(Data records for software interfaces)

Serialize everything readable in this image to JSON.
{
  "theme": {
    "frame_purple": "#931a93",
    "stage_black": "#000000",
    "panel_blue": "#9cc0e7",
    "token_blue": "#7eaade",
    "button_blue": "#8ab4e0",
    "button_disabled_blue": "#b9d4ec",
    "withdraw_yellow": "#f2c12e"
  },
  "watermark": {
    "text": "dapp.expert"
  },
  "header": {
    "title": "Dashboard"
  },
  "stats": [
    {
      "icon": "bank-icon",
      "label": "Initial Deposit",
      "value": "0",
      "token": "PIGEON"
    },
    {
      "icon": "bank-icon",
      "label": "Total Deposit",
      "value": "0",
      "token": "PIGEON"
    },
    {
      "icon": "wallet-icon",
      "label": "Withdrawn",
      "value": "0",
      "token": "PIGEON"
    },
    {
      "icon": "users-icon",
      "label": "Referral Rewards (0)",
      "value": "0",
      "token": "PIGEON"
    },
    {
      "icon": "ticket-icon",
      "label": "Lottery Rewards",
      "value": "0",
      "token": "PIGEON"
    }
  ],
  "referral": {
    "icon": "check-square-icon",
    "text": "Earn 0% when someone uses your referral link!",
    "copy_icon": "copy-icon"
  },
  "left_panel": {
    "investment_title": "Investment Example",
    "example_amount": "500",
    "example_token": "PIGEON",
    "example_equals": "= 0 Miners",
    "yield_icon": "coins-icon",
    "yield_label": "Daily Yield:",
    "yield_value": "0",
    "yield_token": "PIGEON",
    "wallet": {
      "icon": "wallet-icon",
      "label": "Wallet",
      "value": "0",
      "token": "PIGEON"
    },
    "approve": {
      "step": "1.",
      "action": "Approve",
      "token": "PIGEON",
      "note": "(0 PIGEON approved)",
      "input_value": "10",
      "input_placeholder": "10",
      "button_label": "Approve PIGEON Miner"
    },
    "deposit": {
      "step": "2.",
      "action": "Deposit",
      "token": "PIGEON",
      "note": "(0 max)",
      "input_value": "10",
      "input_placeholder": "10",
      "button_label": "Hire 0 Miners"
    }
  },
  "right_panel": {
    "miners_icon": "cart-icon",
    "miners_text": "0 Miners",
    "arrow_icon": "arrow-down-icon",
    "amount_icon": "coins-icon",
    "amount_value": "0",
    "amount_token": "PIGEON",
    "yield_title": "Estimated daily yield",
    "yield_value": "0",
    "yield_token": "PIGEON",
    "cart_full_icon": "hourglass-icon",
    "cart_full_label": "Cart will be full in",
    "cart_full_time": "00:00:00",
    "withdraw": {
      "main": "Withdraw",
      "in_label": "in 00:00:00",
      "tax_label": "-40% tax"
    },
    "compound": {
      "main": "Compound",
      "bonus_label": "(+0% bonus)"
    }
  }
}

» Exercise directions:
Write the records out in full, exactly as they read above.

» Your response:
Serialize everything readable in this image to JSON.
{
  "theme": {
    "frame_purple": "#931a93",
    "stage_black": "#000000",
    "panel_blue": "#9cc0e7",
    "token_blue": "#7eaade",
    "button_blue": "#8ab4e0",
    "button_disabled_blue": "#b9d4ec",
    "withdraw_yellow": "#f2c12e"
  },
  "watermark": {
    "text": "dapp.expert"
  },
  "header": {
    "title": "Dashboard"
  },
  "stats": [
    {
      "icon": "bank-icon",
      "label": "Initial Deposit",
      "value": "0",
      "token": "PIGEON"
    },
    {
      "icon": "bank-icon",
      "label": "Total Deposit",
      "value": "0",
      "token": "PIGEON"
    },
    {
      "icon": "wallet-icon",
      "label": "Withdrawn",
      "value": "0",
      "token": "PIGEON"
    },
    {
      "icon": "users-icon",
      "label": "Referral Rewards (0)",
      "value": "0",
      "token": "PIGEON"
    },
    {
      "icon": "ticket-icon",
      "label": "Lottery Rewards",
      "value": "0",
      "token": "PIGEON"
    }
  ],
  "referral": {
    "icon": "check-square-icon",
    "text": "Earn 0% when someone uses your referral link!",
    "copy_icon": "copy-icon"
  },
  "left_panel": {
    "investment_title": "Investment Example",
    "example_amount": "500",
    "example_token": "PIGEON",
    "example_equals": "= 0 Miners",
    "yield_icon": "coins-icon",
    "yield_label": "Daily Yield:",
    "yield_value": "0",
    "yield_token": "PIGEON",
    "wallet": {
      "icon": "wallet-icon",
      "label": "Wallet",
      "value": "0",
      "token": "PIGEON"
    },
    "approve": {
      "step": "1.",
      "action": "Approve",
      "token": "PIGEON",
      "note": "(0 PIGEON approved)",
      "input_value": "10",
      "input_placeholder": "10",
      "button_label": "Approve PIGEON Miner"
    },
    "deposit": {
      "step": "2.",
      "action": "Deposit",
      "token": "PIGEON",
      "note": "(0 max)",
      "input_value": "10",
      "input_placeholder": "10",
      "button_label": "Hire 0 Miners"
    }
  },
  "right_panel": {
    "miners_icon": "cart-icon",
    "miners_text": "0 Miners",
    "arrow_icon": "arrow-down-icon",
    "amount_icon": "coins-icon",
    "amount_value": "0",
    "amount_token": "PIGEON",
    "yield_title": "Estimated daily yield",
    "yield_value": "0",
    "yield_token": "PIGEON",
    "cart_full_icon": "hourglass-icon",
    "cart_full_label": "Cart will be full in",
    "cart_full_time": "00:00:00",
    "withdraw": {
      "main": "Withdraw",
      "in_label": "in 00:00:00",
      "tax_label": "-40% tax"
    },
    "compound": {
      "main": "Compound",
      "bonus_label": "(+0% bonus)"
    }
  }
}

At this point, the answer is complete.